[Information provided Boundary: Start]
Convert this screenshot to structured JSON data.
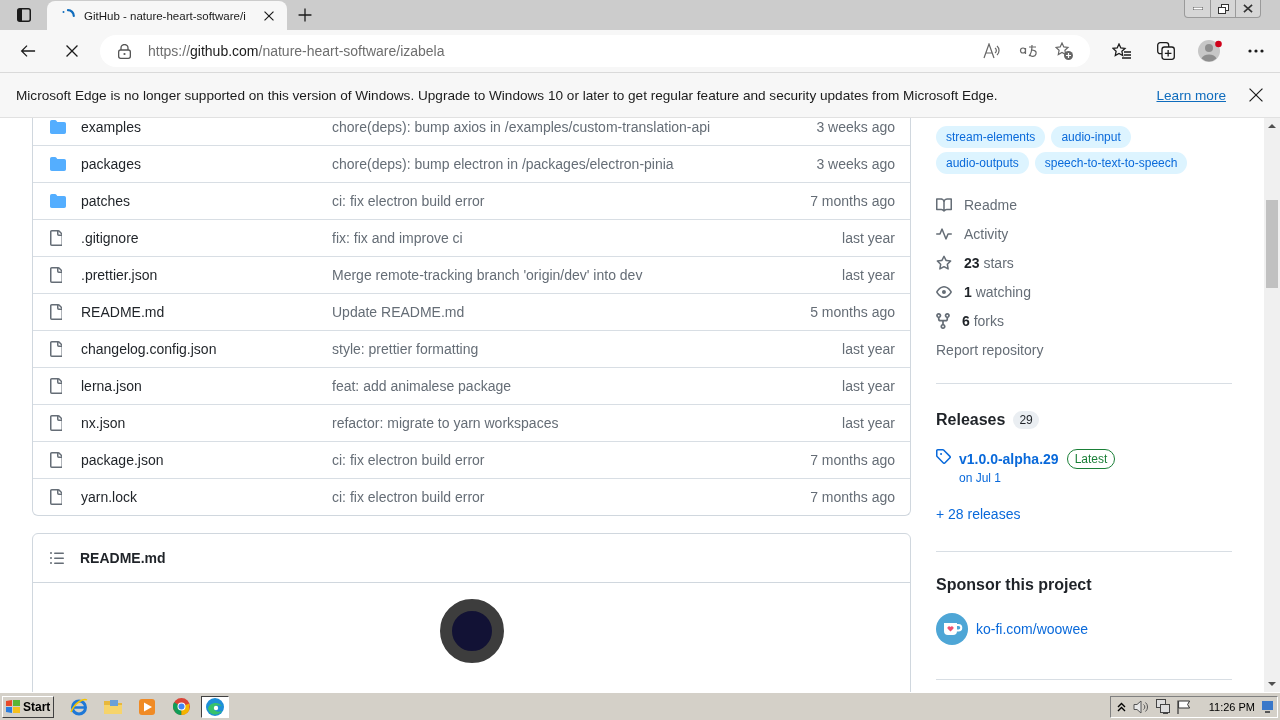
{
  "browser": {
    "tab": {
      "title": "GitHub - nature-heart-software/i",
      "loading": true
    },
    "url": {
      "scheme": "https://",
      "host": "github.com",
      "path": "/nature-heart-software/izabela"
    },
    "profile": {
      "notification": true
    }
  },
  "infobar": {
    "message": "Microsoft Edge is no longer supported on this version of Windows. Upgrade to Windows 10 or later to get regular feature and security updates from Microsoft Edge.",
    "link": "Learn more"
  },
  "files": [
    {
      "kind": "folder",
      "name": "examples",
      "message": "chore(deps): bump axios in /examples/custom-translation-api",
      "date": "3 weeks ago"
    },
    {
      "kind": "folder",
      "name": "packages",
      "message": "chore(deps): bump electron in /packages/electron-pinia",
      "date": "3 weeks ago"
    },
    {
      "kind": "folder",
      "name": "patches",
      "message": "ci: fix electron build error",
      "date": "7 months ago"
    },
    {
      "kind": "file",
      "name": ".gitignore",
      "message": "fix: fix and improve ci",
      "date": "last year"
    },
    {
      "kind": "file",
      "name": ".prettier.json",
      "message": "Merge remote-tracking branch 'origin/dev' into dev",
      "date": "last year"
    },
    {
      "kind": "file",
      "name": "README.md",
      "message": "Update README.md",
      "date": "5 months ago"
    },
    {
      "kind": "file",
      "name": "changelog.config.json",
      "message": "style: prettier formatting",
      "date": "last year"
    },
    {
      "kind": "file",
      "name": "lerna.json",
      "message": "feat: add animalese package",
      "date": "last year"
    },
    {
      "kind": "file",
      "name": "nx.json",
      "message": "refactor: migrate to yarn workspaces",
      "date": "last year"
    },
    {
      "kind": "file",
      "name": "package.json",
      "message": "ci: fix electron build error",
      "date": "7 months ago"
    },
    {
      "kind": "file",
      "name": "yarn.lock",
      "message": "ci: fix electron build error",
      "date": "7 months ago"
    }
  ],
  "readme": {
    "title": "README.md"
  },
  "sidebar": {
    "topics": [
      "stream-elements",
      "audio-input",
      "audio-outputs",
      "speech-to-text-to-speech"
    ],
    "links": [
      {
        "kind": "readme",
        "label": "Readme"
      },
      {
        "kind": "activity",
        "label": "Activity"
      },
      {
        "kind": "stars",
        "label": "**23** stars"
      },
      {
        "kind": "watching",
        "label": "**1** watching"
      },
      {
        "kind": "forks",
        "label": "**6** forks"
      }
    ],
    "report": "Report repository",
    "releases": {
      "title": "Releases",
      "count": "29",
      "latest": {
        "name": "v1.0.0-alpha.29",
        "badge": "Latest",
        "date": "on Jul 1"
      },
      "more": "+ 28 releases"
    },
    "sponsor": {
      "title": "Sponsor this project",
      "links": [
        {
          "label": "ko-fi.com/woowee"
        }
      ]
    }
  },
  "taskbar": {
    "start": "Start",
    "apps": [
      {
        "kind": "ie",
        "selected": false
      },
      {
        "kind": "explorer",
        "selected": false
      },
      {
        "kind": "media",
        "selected": false
      },
      {
        "kind": "chrome",
        "selected": false
      },
      {
        "kind": "edge",
        "selected": true
      }
    ],
    "clock": "11:26 PM"
  }
}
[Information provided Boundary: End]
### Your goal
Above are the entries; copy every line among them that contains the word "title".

### Your response
      "title": "GitHub - nature-heart-software/i",
    "title": "README.md"
      "title": "Releases",
      "title": "Sponsor this project",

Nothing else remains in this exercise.